Keep in mind that both former spouses have the right to claim against the other’s earning record. You don’t have to be a dependent spouse currently collecting or previously collecting alimony to be eligible. In fact, even if you never paid or received alimony, it is worthwhile to investigate the option and benefits of the spousal claim.
In order to file a spousal claim on a former spouse’s record, you will need to provide the SSA with your former spouse’s Social Security number, current address and date of birth. If you are unable to provide the information, SSA is supposed to take steps to locate and contact your former spouse but you shouldn't count on it. Therefore, at the time of the divorce, include a provision in your settlement agreement to exchange Social Security numbers and keep each other informed when you move on an ongoing basis so the claiming party can provide the information to the SSA. In the alternative, it is important not to dispose of joint income tax returns, Case Information Statements and any other documents that, at the very least, will show a Social Security number. If there is no alternative and no cooperation, you may need to seek legal advice to determine if it is worthwhile or feasible to file a motion to compel cooperation. It is always better to maintain as much of your divorce file as possible to avoid this process.
Former spouses can also be eligible to receive Widow/Widower Social Security benefits. As long as the claimant is 60 years old and has not remarried, the benefits may be available in the event of the former spouse’s death. In certain circumstance, such as if you have remarried after age 62, the widow/widower benefits may still be available to you.
Children who are under 18 years old are, always, entitled to Social Security benefits from a deceased parent. However, in certain circumstances, the children’s custodial parent has the right to receive widow/widower benefits even if the parent is under age 62, but is caring for the parties’ children who are under age 16.

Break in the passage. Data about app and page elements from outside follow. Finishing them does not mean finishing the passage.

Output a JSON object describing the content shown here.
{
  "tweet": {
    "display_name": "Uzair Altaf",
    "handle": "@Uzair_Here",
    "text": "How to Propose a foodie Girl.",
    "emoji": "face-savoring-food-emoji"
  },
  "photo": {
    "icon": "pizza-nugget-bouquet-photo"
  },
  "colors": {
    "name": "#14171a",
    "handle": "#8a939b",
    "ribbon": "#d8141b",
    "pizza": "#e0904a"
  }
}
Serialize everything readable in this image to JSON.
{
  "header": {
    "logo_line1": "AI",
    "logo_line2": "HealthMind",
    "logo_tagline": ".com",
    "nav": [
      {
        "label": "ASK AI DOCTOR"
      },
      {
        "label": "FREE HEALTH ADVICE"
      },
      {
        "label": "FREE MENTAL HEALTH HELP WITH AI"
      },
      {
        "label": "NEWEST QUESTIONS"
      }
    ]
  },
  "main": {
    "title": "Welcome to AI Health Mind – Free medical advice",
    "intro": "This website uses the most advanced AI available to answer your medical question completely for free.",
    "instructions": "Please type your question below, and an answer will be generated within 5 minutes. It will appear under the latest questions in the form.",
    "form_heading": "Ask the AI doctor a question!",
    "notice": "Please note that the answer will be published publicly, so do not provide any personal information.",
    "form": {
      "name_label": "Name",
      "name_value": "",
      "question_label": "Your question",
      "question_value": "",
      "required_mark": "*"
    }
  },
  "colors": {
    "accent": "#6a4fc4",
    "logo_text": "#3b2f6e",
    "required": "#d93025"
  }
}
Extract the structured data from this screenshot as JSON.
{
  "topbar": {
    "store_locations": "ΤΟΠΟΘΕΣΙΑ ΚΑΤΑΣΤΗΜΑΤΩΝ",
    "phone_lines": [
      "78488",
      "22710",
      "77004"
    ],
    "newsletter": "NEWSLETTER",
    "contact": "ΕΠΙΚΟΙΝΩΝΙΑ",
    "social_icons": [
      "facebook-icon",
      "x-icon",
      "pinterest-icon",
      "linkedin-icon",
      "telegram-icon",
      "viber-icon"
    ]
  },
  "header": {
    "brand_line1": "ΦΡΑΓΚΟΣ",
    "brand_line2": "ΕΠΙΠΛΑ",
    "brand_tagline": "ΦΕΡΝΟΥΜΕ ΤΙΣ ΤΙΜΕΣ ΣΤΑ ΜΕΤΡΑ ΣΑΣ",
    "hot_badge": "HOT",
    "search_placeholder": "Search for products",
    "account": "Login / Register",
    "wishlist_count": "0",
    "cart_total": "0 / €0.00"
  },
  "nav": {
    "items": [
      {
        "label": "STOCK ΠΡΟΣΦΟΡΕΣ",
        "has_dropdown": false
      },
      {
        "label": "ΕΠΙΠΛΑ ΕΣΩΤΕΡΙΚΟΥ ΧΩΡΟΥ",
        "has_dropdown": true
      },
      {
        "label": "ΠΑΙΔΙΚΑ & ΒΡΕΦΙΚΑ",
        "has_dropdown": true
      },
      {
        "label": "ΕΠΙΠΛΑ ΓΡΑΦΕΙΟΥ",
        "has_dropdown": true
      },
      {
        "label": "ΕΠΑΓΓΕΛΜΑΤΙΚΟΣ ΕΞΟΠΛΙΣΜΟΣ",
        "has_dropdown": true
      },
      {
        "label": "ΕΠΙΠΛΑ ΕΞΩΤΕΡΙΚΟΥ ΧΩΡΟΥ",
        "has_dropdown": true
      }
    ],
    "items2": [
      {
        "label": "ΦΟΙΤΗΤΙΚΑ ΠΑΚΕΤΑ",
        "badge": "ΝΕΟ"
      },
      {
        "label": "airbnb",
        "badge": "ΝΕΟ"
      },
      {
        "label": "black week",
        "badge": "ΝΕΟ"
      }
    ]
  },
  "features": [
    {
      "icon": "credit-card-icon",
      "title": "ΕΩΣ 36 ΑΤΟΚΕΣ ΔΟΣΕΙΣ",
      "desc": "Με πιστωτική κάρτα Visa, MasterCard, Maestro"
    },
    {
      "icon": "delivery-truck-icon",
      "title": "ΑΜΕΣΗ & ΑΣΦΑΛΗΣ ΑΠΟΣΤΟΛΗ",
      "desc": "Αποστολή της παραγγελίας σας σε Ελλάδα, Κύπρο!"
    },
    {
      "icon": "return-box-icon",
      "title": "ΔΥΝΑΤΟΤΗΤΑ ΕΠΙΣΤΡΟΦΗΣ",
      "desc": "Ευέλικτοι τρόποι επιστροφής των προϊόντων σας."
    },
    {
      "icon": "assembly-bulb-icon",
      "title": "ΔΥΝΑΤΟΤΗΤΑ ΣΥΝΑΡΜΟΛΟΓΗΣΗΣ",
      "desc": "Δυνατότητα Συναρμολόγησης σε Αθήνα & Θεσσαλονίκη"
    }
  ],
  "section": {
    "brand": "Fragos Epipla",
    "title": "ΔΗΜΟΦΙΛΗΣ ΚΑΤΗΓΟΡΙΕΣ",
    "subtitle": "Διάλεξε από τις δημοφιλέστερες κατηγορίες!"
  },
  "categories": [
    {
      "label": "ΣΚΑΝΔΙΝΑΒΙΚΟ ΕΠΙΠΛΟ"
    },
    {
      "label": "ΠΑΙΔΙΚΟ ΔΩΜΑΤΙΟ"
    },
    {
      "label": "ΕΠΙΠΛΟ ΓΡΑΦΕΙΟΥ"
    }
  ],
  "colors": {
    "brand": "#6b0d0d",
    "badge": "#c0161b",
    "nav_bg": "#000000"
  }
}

Now that the alimony statute permits termination of alimony when the paying spouse reaches retirement age and/or there is no more “permanent” alimony, supported spouses, in particular, but also those former spouses who never received or paid alimony need to be aware of alternative sources of income so it is important to speak to a financial adviser regarding Social Security.
This article is merely an overview to remind you to consider and take into account all options to improve your financial situation as you get older. Just be careful in making the initial decision about when and how to file since any choice will have long term consequences. Social Security Retirement benefits can prove to be an available and valuable source of additional income.
Finally, for the higher income earner, be very careful about this issue because until a few years ago, you could file and suspend receipt of payments so that your spouse could collect his or her share and you could wait until age 70 to start collecting your own benefits. That is no longer the case and in order to allow the spouse to collect on your record, you have to file and start collecting, as well. You can't wait until age 70 if you want your spouse to collect before you reach that age. Alimony may be affected by either choice. Talk to your attorney and financial adviser before agreeing to file.